favourite for many years. Raspberry breeders are still very busy seeking out
those with excellent flavours, canes that are spine free and plants that can
resist pests and diseases. Work on raspberry breeding has been going on for a
very long time at the Scottish Crops Research Institute, now known as the James
Hutton Institute. The early success with Glen Ample was a big breakthrough, but
then the raspberry root rot phytophthora rubi appeared and devastated field production.
Breeders added resistance to this disease a priority both here and other
countries. Demand from supermarkets for clean fruit and the need to protect
canes from soil borne disease changed the growing system, so now raspberries
grown in containers off the ground and under the protection of polythene
tunnels. However the home gardener is still most likely to grow them in a row
outdoors, but we can take advantage of new varieties as they are released to
the trade.

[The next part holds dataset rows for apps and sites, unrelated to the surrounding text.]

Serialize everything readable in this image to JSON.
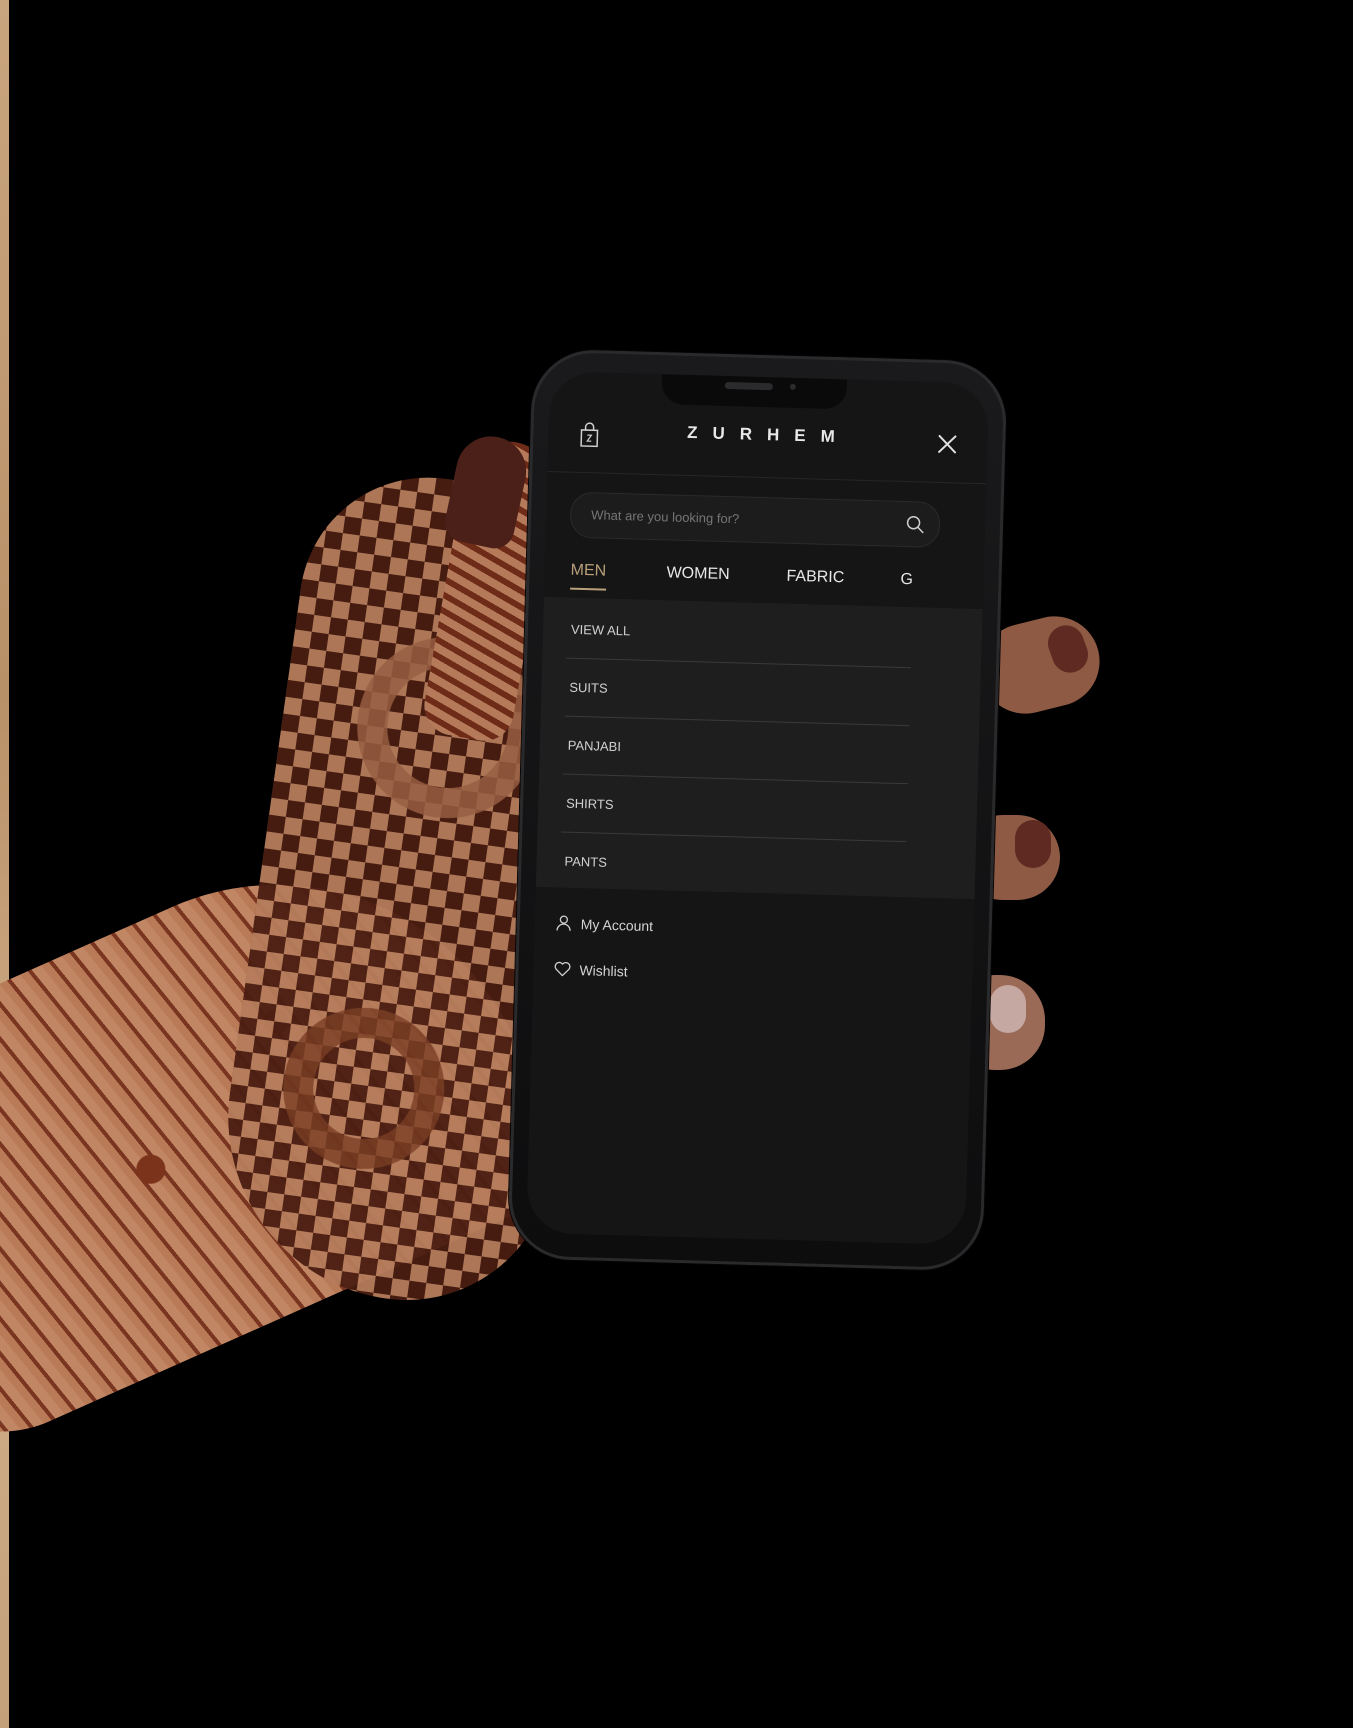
{
  "app": {
    "brand": "ZURHEM"
  },
  "header": {
    "bag_icon": "shopping-bag-icon",
    "close_icon": "close-icon"
  },
  "search": {
    "placeholder": "What are you looking for?",
    "icon": "search-icon"
  },
  "tabs": [
    {
      "label": "MEN",
      "active": true
    },
    {
      "label": "WOMEN",
      "active": false
    },
    {
      "label": "FABRIC",
      "active": false
    },
    {
      "label": "G",
      "active": false
    }
  ],
  "submenu": {
    "items": [
      {
        "label": "VIEW ALL"
      },
      {
        "label": "SUITS"
      },
      {
        "label": "PANJABI"
      },
      {
        "label": "SHIRTS"
      },
      {
        "label": "PANTS"
      }
    ]
  },
  "account": {
    "my_account": {
      "label": "My Account",
      "icon": "user-icon"
    },
    "wishlist": {
      "label": "Wishlist",
      "icon": "heart-icon"
    }
  },
  "colors": {
    "accent": "#b9a07a",
    "screen_bg": "#151516",
    "submenu_bg": "#1e1e1f"
  }
}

I now grow Glen Fyne and Glen Dee for my summer fruiting crops and
Polka and Autumn Treasure for autumn fruiting. I also have Autumn Bliss, one of
the first autumn fruiting varieties which is very reliable, but the stems are
full of wee spines so picking can be unpleasant on a warm day with bare arms.
Nikki Jennings has been very busy breeding new varieties at James Hutton
Institute and this year the latest to be released is Glen Carron, a summer
fruiting variety with excellent flavour and size, and spine free canes with
good resistance to cane diseases. Nikki has another excellent summer fruiting
variety RBC16F6 showing good resistance to
phytophthora root rot still under
trial as well as two autumn fruiting varieties, RBC16P4 and RBC16P5, as yet
|Planting raspberry canes|
|Pruning Autumn raspberry canes|
|Raspberry Glen Carron|
Soil cultivation and planting
Raspberries can continue to fruit for well over ten years, so make sure soil cultivations are at their best. Take out a trench and fork up the bottom adding plenty of manure or compost then backfill. Plant canes about a foot or more apart. In spring add some fertilizer and keep the rows weedfree.
In the second year they will need support with strong posts and wires at three feet and five feet from the ground. Summer fruiting varieties fruit on canes grown the previous year, so in winter cut out the old fruited canes and tie in the new canes so that they are about four inches apart along the top wire. Autumn fruiting varieties have all the canes cut back to ground level in winter. Raspberries like well drained fertile soil that retains moisture in summer and has a neutral pH. Once shoots begin to emerge in spring it is a good idea to add a mulch to retain moisture and suppress weeds.
Raspberries produce a lot of suckers which is fine along the rows but unwelcome anywhere else so remove these as they appear. The main pest is raspberry beetle which lays eggs which hatch and the maggot starts to eat its way into the centre. They can be controlled with carefully timed sprays at first pink fruit and a fortnight later.
Wee jobs to do this week
|Drying off begonia tubers|